Requirement: Take the data that follows and return it exactly.

··· Dataset excerpts

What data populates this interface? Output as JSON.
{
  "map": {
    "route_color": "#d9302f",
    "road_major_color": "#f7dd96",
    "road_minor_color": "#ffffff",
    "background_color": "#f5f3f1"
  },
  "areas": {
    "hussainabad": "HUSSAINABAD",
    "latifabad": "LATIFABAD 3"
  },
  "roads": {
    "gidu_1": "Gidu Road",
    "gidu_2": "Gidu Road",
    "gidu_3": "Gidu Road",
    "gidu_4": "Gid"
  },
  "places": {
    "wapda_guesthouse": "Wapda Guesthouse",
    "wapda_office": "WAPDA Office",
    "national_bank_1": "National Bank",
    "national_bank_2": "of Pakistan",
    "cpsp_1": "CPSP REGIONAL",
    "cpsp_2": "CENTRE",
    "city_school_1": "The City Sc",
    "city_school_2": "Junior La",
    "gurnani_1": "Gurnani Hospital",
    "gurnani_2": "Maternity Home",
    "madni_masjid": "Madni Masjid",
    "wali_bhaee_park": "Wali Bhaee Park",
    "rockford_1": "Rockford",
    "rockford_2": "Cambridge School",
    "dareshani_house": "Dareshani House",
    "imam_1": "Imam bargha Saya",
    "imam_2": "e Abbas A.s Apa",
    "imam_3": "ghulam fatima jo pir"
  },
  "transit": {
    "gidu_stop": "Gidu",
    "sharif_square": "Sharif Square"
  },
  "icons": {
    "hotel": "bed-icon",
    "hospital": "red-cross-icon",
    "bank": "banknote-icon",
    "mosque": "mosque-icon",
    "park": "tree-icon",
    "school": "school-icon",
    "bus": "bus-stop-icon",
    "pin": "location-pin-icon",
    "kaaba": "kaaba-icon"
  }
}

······

Response to the exercise:
What data populates this interface? Output as JSON.
{
  "map": {
    "route_color": "#d9302f",
    "road_major_color": "#f7dd96",
    "road_minor_color": "#ffffff",
    "background_color": "#f5f3f1"
  },
  "areas": {
    "hussainabad": "HUSSAINABAD",
    "latifabad": "LATIFABAD 3"
  },
  "roads": {
    "gidu_1": "Gidu Road",
    "gidu_2": "Gidu Road",
    "gidu_3": "Gidu Road",
    "gidu_4": "Gid"
  },
  "places": {
    "wapda_guesthouse": "Wapda Guesthouse",
    "wapda_office": "WAPDA Office",
    "national_bank_1": "National Bank",
    "national_bank_2": "of Pakistan",
    "cpsp_1": "CPSP REGIONAL",
    "cpsp_2": "CENTRE",
    "city_school_1": "The City Sc",
    "city_school_2": "Junior La",
    "gurnani_1": "Gurnani Hospital",
    "gurnani_2": "Maternity Home",
    "madni_masjid": "Madni Masjid",
    "wali_bhaee_park": "Wali Bhaee Park",
    "rockford_1": "Rockford",
    "rockford_2": "Cambridge School",
    "dareshani_house": "Dareshani House",
    "imam_1": "Imam bargha Saya",
    "imam_2": "e Abbas A.s Apa",
    "imam_3": "ghulam fatima jo pir"
  },
  "transit": {
    "gidu_stop": "Gidu",
    "sharif_square": "Sharif Square"
  },
  "icons": {
    "hotel": "bed-icon",
    "hospital": "red-cross-icon",
    "bank": "banknote-icon",
    "mosque": "mosque-icon",
    "park": "tree-icon",
    "school": "school-icon",
    "bus": "bus-stop-icon",
    "pin": "location-pin-icon",
    "kaaba": "kaaba-icon"
  }
}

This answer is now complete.